T Nation

Knee problems & training legs

Okay, I have heard numerous people give their view on what types of leg exercises are bad and what are good for your knees…However, I am a little sceptical about what I should and shouldn’t be doing. I say this b/c I am a former college athlete that has torn his ACL twice in the same leg(yep, now I have a cadaver graft in my knee for my ACL), and I have also torn both my medial and lateral meniscus in the process. Anyway, I just had a surgery on 1.18.2001 to remove about 25% of the medial meniscus in my left knee. So here is the question…what the hell should I do to make sure that I am doing more harm than good? I am afraid to go heavy and deep on my squats, and you would too if you have been through all of the crap that I have with my knee. I have been sticking to walking lunges and stiff leg deads for awhile, so if anyone can give me any advice I would appreciate it.

Why don’t you ask a PT? I am no Dr. and I don’t have as bad of knees as you, but mine suck pretty bad. Deads not bother me, as well as leg press, both flat and 45 deg., light lunges are ok, step ups. The only thing that kills me are squats, and leg ext.

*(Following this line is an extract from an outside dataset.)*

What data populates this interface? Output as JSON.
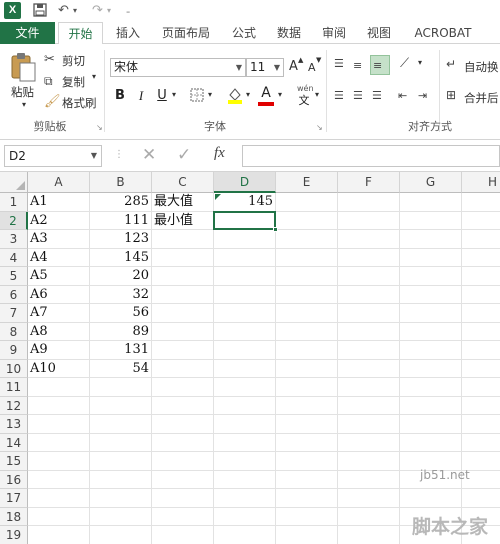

I feel your pain - I just got my MRI results back - I tore my ACL and lots of bone bruising(whatever the hell that is). Anyways I’m going to doc tomorrow to evaluate my options. Maybe my deep squats led to this problem, but more likely it’s the combination of freestyle skiing/ice hockey/jiujitsu/golf(don’t laugh I hurt my knee once swinging - lol) that did it.

I think you’re kidding yourself by saying any leg exercise is “safe” for your knees. Some people squat for years with no problems, but others, like myself, have gotten injured. Weight training is stressful for your joints, period. If the stress exceeds what your joints can handle, they fail. I’m limping around after having torn cartilage removed from my left lateral condyle. I got it by squatting. If I had warmed up properly and stretched like I should, could it have been prevented? Perhaps. I can tell you I’m never going to do singles and doubles in the squat again. Why take the risk? The point is, not everyone is the same. You need to evaluate the risks and benefits for your unique situation and make the decision. DanK, in your situation, I would be very careful in your choice of exercises, weights and rep ranges. It it hurts, don’t do it. Proper warm up and stretching are also going to be key. I know I’m going to do another workout without warmup.

The ACL keeps the knee from hyperextending right ? Anyway you shouldnt be training in the dark with an injurie. Ask a PT / Chiro / ART provider. Of course never accept that you cant train anymore, just get a second opinion then. Keeping your shin perfectly vertical reduces stress.

Whatever you do, take it slow and easy. I injured my shoulder to the point where I had some arm paralysis and was also scared to try any shouder moves. I’d have to say the Smith Rack (which I usually totally avoid) helped me in this instance. I started with just the bar, found my range of motion, and slowly improved that, my strength, and confidence and was back to free weights and low normal in a year. The fact that you can do lunges seems like a good sign but I’m no expert. As the others said find a good SPORTS P.T. One thing I have learned, if it hurts, you know that sharp kinda pain? don’t do it! change the angle or the weight or something. Louie Simmons has come back from alot of injuries, there may be some info on his and other powerlifting websites. Good Luck!